- **Problem to work on**: From the records below, give the number of lines that contain the string "faturamento", without any other text.

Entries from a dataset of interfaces
++++++++++++++++++++
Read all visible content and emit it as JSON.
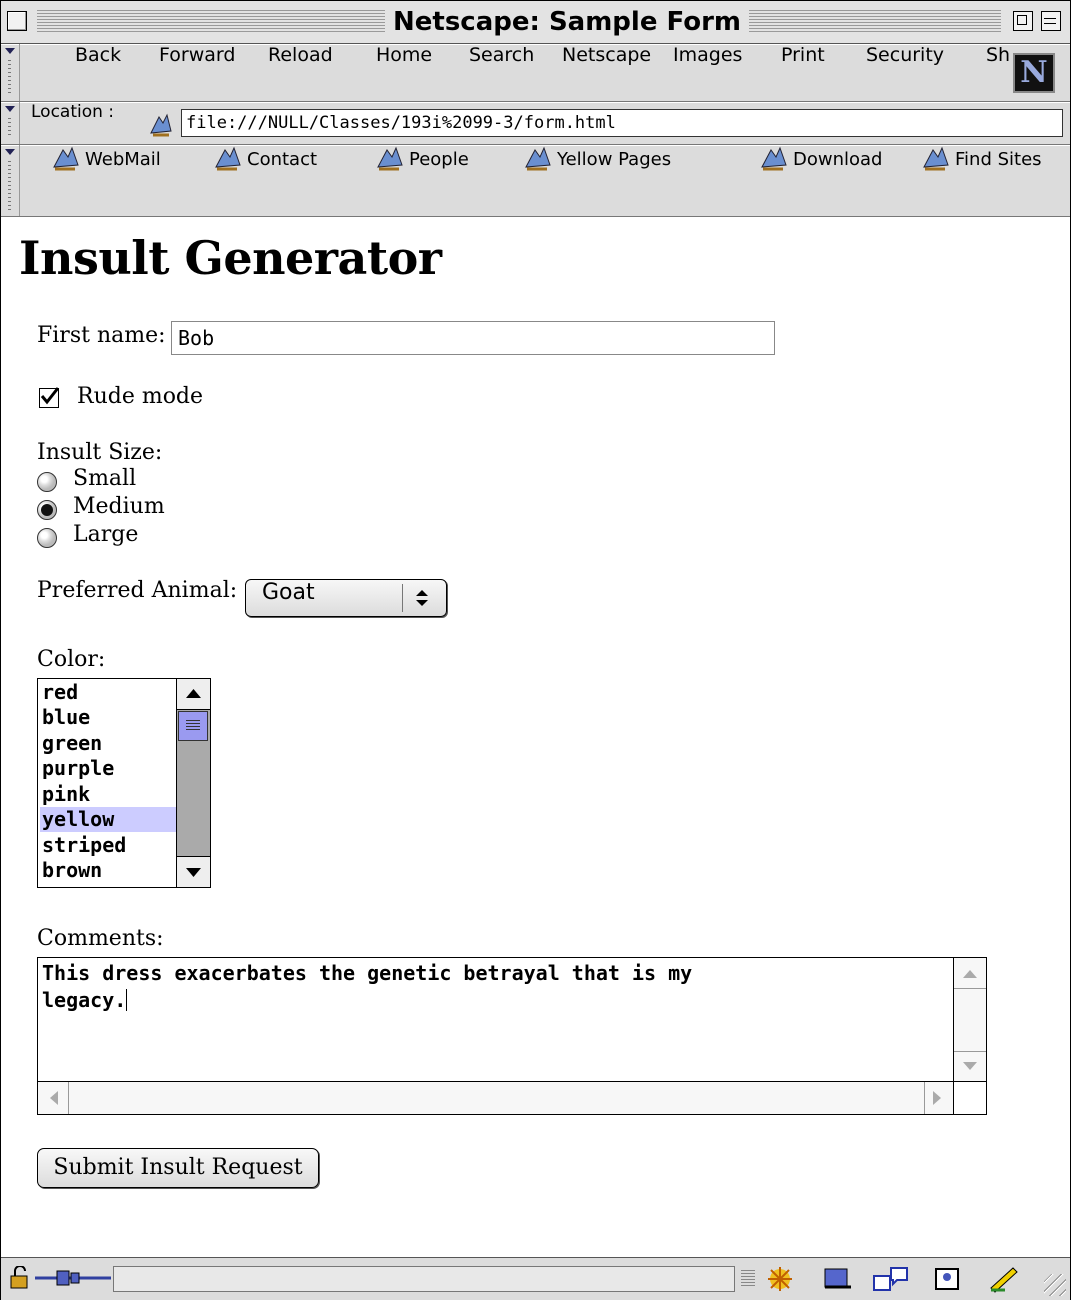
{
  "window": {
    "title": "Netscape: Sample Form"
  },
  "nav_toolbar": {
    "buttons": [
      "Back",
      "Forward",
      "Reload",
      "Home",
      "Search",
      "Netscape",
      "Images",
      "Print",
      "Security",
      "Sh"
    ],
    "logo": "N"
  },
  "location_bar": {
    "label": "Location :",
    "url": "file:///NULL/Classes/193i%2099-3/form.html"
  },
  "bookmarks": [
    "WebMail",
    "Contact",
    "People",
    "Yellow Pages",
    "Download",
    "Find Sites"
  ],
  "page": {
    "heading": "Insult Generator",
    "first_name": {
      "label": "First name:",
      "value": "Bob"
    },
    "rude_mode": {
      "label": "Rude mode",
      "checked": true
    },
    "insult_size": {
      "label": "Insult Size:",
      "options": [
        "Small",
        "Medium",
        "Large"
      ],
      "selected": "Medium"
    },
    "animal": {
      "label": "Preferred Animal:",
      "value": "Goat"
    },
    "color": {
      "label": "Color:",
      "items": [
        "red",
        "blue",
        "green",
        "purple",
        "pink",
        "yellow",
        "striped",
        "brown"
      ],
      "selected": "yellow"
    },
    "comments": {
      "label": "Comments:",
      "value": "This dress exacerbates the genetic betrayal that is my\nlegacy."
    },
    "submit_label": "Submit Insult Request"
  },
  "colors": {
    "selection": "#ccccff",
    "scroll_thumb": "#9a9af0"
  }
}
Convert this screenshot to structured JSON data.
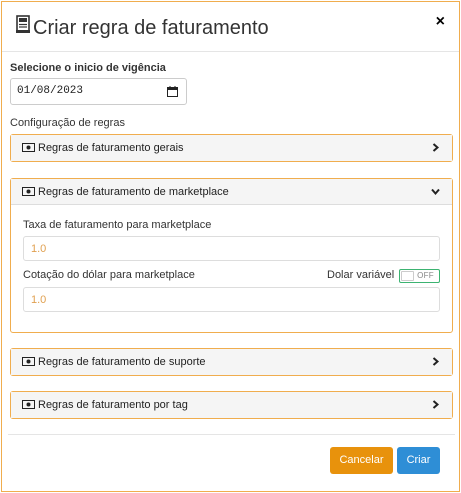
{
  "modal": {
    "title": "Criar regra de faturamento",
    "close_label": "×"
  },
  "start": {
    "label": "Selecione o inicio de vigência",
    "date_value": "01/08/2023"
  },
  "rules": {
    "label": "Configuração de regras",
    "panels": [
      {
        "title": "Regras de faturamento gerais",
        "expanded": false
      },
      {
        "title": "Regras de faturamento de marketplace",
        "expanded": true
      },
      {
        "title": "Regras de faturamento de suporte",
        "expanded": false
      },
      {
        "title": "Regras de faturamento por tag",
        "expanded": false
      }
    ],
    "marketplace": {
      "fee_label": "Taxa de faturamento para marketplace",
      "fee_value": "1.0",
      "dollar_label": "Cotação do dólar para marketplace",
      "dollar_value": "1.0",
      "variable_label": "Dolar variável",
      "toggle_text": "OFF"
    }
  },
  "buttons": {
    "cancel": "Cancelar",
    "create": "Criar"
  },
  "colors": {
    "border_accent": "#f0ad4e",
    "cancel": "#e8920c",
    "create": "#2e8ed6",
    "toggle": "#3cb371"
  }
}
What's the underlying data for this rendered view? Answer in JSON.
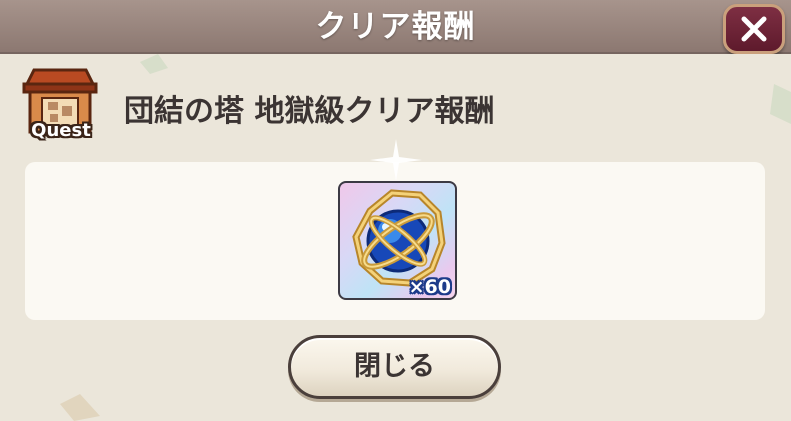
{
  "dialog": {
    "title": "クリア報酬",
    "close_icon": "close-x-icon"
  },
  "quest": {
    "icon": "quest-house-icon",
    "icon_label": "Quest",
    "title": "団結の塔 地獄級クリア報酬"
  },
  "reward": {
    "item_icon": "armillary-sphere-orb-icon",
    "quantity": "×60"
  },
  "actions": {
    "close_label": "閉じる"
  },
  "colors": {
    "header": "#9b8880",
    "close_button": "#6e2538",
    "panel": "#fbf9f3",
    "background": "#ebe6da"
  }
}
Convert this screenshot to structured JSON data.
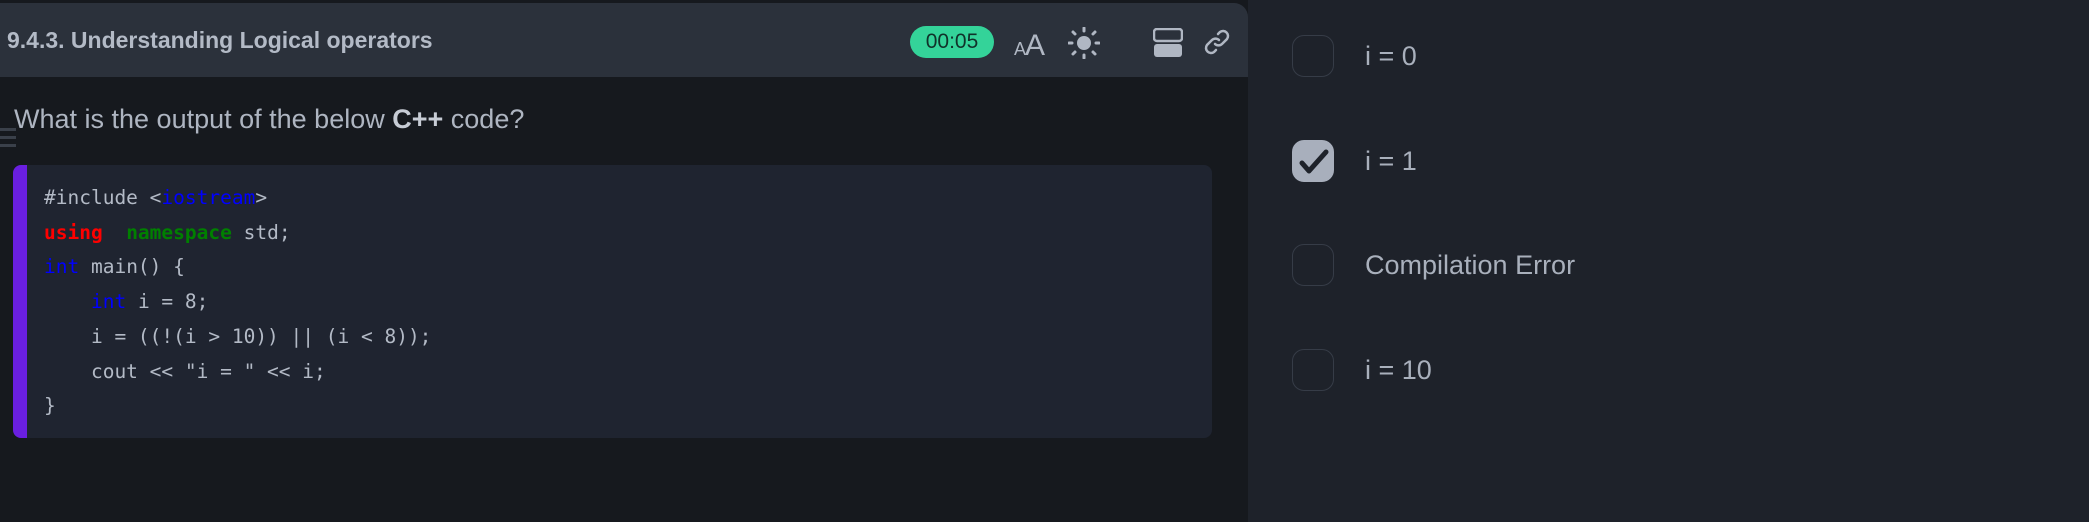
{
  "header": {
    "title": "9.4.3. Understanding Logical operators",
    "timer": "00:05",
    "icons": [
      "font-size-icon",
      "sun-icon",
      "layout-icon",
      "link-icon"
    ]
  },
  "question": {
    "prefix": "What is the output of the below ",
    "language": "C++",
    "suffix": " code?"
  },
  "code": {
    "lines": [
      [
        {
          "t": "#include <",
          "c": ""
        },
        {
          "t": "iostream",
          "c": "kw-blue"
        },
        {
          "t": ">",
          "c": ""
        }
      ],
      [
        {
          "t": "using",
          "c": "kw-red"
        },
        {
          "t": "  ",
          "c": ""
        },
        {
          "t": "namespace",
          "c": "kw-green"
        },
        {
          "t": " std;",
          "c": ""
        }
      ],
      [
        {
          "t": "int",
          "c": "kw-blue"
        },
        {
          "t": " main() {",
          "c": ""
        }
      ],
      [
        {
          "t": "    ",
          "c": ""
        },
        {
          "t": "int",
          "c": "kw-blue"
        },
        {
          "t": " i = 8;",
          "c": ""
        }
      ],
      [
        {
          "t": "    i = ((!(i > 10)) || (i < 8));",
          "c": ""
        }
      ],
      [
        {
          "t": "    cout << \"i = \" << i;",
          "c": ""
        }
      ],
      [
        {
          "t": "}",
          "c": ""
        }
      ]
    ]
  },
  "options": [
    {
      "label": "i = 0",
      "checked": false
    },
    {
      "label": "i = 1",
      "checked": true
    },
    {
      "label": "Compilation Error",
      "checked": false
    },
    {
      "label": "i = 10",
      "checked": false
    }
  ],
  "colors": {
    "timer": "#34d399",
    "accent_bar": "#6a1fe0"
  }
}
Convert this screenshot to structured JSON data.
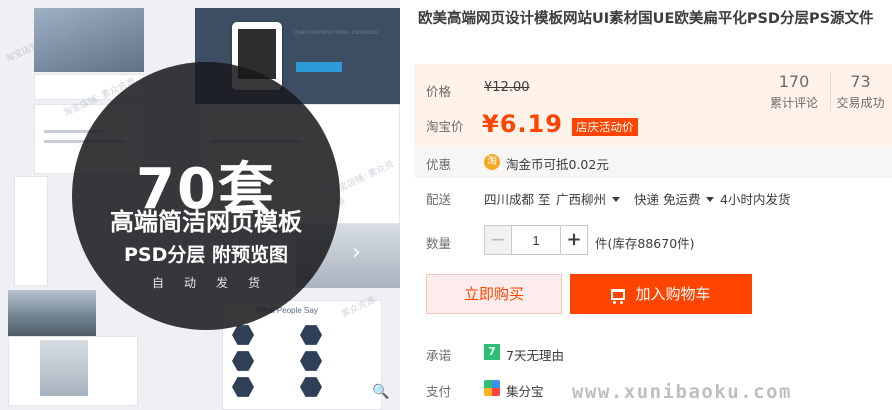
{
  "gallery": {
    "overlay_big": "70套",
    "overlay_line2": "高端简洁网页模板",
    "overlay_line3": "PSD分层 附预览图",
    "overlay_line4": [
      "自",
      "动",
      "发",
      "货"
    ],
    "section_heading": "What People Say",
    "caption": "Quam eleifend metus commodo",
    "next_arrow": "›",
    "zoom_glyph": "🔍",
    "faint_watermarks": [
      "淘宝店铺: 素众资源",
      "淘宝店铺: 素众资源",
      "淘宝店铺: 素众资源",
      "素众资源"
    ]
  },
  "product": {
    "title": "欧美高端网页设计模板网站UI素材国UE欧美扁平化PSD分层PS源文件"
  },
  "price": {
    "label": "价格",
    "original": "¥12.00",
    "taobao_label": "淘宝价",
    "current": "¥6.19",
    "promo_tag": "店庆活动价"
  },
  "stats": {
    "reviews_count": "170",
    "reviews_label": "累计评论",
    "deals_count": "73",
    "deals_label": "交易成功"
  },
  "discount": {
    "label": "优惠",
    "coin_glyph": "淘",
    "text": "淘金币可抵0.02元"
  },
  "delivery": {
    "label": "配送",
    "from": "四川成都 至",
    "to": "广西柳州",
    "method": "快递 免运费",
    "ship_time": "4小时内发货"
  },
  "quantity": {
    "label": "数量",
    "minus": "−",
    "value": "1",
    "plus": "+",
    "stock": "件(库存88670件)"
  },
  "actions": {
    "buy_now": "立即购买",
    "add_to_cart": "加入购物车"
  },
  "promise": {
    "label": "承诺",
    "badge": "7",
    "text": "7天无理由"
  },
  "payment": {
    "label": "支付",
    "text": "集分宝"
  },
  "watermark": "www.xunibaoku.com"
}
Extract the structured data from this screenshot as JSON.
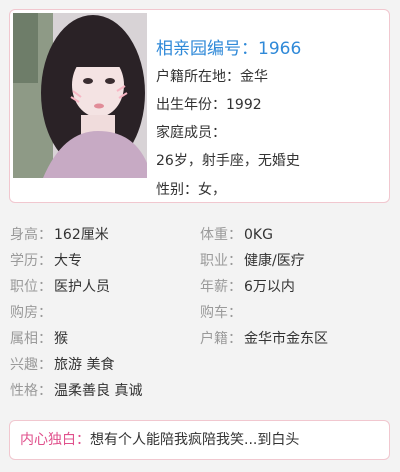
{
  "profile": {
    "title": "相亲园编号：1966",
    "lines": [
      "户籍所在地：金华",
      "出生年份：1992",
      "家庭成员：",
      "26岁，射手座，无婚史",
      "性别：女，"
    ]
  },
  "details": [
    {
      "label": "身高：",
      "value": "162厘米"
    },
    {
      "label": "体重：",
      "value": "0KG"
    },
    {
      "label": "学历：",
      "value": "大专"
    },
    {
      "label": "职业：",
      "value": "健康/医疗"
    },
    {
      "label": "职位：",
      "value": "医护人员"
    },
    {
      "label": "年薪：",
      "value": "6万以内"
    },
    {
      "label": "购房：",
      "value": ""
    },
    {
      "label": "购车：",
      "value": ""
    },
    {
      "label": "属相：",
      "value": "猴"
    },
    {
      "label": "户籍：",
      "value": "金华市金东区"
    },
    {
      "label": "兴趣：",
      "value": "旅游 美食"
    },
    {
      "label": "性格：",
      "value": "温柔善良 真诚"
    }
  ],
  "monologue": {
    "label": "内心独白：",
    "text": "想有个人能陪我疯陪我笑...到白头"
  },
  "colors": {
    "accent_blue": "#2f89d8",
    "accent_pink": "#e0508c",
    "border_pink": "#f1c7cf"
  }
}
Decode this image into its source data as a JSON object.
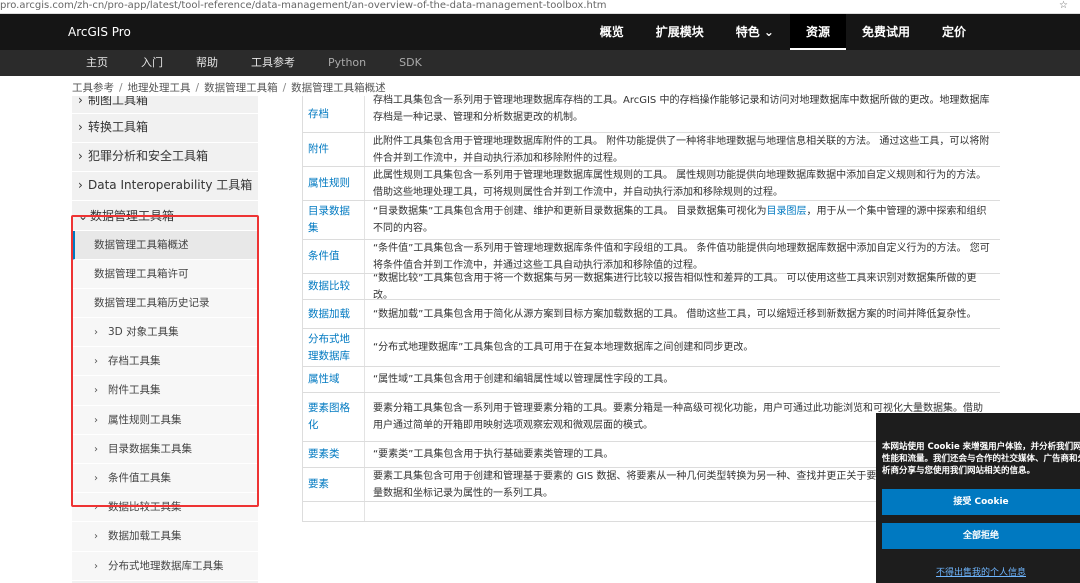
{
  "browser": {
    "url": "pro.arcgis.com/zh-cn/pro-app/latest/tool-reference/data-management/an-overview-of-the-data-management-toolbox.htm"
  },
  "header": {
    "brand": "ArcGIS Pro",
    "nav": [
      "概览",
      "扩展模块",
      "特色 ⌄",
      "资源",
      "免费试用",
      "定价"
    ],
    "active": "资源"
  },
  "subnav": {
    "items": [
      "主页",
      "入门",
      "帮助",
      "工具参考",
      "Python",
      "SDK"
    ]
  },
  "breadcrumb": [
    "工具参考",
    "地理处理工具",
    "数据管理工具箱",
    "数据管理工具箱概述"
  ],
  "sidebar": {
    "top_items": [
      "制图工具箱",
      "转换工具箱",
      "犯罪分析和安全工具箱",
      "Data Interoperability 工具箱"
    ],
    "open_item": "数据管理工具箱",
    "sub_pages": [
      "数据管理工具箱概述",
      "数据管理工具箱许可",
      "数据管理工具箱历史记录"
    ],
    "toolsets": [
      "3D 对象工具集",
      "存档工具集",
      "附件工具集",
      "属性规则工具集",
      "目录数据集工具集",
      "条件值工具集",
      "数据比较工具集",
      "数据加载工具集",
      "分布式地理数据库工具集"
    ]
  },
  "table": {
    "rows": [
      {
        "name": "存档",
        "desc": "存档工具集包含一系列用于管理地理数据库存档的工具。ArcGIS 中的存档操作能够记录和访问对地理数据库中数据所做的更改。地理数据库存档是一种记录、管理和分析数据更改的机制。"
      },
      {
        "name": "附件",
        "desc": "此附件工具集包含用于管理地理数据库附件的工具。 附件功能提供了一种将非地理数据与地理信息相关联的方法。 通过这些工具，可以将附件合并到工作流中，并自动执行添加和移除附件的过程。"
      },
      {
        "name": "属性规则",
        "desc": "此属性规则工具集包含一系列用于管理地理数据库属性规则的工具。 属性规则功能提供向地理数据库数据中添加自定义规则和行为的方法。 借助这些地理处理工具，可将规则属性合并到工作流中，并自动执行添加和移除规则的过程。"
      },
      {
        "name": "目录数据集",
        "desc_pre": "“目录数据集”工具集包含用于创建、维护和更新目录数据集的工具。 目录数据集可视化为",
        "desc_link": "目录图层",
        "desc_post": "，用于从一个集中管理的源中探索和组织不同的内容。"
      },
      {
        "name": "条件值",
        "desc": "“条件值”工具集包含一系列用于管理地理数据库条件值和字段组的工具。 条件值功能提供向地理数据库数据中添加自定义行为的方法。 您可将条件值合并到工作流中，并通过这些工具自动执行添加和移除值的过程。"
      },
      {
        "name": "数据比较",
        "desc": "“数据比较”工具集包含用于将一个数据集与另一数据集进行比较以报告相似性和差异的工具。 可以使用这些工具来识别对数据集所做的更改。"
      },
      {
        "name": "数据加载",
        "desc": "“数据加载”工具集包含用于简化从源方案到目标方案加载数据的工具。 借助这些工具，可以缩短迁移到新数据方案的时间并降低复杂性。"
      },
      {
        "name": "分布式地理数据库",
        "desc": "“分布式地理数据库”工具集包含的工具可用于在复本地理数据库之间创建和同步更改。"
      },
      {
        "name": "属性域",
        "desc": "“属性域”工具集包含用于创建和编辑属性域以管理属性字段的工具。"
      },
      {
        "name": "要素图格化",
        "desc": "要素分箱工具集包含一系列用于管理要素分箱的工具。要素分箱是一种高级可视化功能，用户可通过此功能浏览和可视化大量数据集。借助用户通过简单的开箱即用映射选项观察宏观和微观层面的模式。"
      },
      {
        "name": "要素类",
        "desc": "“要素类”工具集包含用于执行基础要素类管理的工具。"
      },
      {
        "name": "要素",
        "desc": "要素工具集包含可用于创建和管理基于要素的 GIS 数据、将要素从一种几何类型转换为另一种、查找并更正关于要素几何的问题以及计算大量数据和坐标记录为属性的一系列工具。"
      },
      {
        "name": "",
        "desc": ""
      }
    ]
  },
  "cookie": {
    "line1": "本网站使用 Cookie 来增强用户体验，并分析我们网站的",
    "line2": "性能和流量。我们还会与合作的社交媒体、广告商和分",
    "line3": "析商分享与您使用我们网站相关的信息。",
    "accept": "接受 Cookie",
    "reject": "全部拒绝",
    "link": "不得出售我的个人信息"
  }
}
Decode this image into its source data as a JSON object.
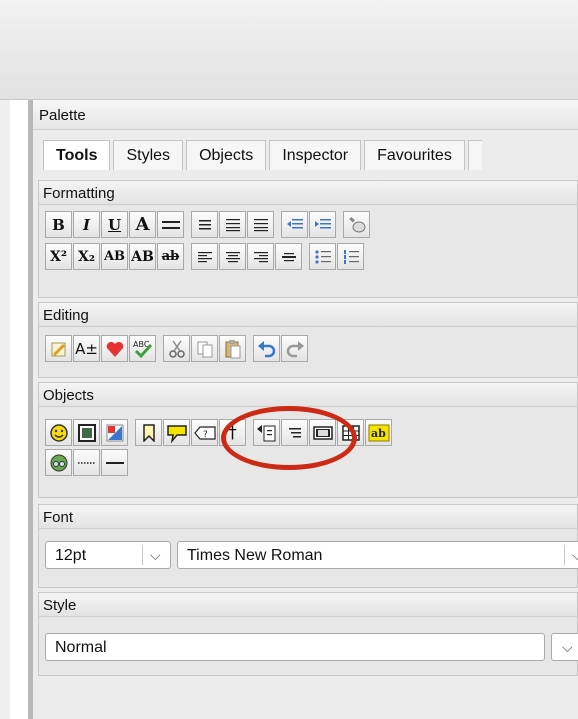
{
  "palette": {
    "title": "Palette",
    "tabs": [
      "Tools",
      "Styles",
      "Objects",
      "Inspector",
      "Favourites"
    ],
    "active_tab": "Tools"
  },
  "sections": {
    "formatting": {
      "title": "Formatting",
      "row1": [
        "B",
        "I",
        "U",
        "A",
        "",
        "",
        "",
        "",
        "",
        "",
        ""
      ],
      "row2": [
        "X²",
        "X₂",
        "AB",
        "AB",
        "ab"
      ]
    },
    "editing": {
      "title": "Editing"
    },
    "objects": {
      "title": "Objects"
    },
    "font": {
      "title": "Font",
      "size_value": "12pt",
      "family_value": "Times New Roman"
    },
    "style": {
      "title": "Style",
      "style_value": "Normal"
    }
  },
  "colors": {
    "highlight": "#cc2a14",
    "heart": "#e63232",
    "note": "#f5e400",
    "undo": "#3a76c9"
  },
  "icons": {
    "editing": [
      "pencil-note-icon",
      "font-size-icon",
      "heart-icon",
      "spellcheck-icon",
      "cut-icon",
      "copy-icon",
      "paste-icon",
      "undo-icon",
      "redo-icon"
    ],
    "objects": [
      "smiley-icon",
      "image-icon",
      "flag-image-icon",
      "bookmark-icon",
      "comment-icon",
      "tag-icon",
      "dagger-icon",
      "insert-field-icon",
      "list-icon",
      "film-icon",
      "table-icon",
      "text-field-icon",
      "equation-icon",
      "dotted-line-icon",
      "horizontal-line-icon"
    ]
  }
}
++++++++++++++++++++
- **Result for this exercise**: 6